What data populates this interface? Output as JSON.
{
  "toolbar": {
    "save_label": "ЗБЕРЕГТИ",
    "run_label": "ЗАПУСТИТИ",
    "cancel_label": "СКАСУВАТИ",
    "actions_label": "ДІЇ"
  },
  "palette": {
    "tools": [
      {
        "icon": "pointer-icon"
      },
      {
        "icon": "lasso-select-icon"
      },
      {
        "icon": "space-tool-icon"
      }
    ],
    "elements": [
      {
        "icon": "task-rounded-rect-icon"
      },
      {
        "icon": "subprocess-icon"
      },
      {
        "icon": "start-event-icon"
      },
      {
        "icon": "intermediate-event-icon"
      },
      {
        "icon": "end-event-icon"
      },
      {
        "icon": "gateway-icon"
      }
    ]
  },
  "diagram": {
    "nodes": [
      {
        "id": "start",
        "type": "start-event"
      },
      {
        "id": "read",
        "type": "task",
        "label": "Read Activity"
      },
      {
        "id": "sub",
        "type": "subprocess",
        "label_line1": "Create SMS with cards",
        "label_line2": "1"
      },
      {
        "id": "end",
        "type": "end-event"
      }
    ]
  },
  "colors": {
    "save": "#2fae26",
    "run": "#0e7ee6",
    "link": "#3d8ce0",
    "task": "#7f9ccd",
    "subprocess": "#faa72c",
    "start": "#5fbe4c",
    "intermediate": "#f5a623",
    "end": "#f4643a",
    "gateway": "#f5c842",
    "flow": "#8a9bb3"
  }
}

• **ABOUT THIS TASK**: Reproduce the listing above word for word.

• **RESPONSE BOX**:
What data populates this interface? Output as JSON.
{
  "toolbar": {
    "save_label": "ЗБЕРЕГТИ",
    "run_label": "ЗАПУСТИТИ",
    "cancel_label": "СКАСУВАТИ",
    "actions_label": "ДІЇ"
  },
  "palette": {
    "tools": [
      {
        "icon": "pointer-icon"
      },
      {
        "icon": "lasso-select-icon"
      },
      {
        "icon": "space-tool-icon"
      }
    ],
    "elements": [
      {
        "icon": "task-rounded-rect-icon"
      },
      {
        "icon": "subprocess-icon"
      },
      {
        "icon": "start-event-icon"
      },
      {
        "icon": "intermediate-event-icon"
      },
      {
        "icon": "end-event-icon"
      },
      {
        "icon": "gateway-icon"
      }
    ]
  },
  "diagram": {
    "nodes": [
      {
        "id": "start",
        "type": "start-event"
      },
      {
        "id": "read",
        "type": "task",
        "label": "Read Activity"
      },
      {
        "id": "sub",
        "type": "subprocess",
        "label_line1": "Create SMS with cards",
        "label_line2": "1"
      },
      {
        "id": "end",
        "type": "end-event"
      }
    ]
  },
  "colors": {
    "save": "#2fae26",
    "run": "#0e7ee6",
    "link": "#3d8ce0",
    "task": "#7f9ccd",
    "subprocess": "#faa72c",
    "start": "#5fbe4c",
    "intermediate": "#f5a623",
    "end": "#f4643a",
    "gateway": "#f5c842",
    "flow": "#8a9bb3"
  }
}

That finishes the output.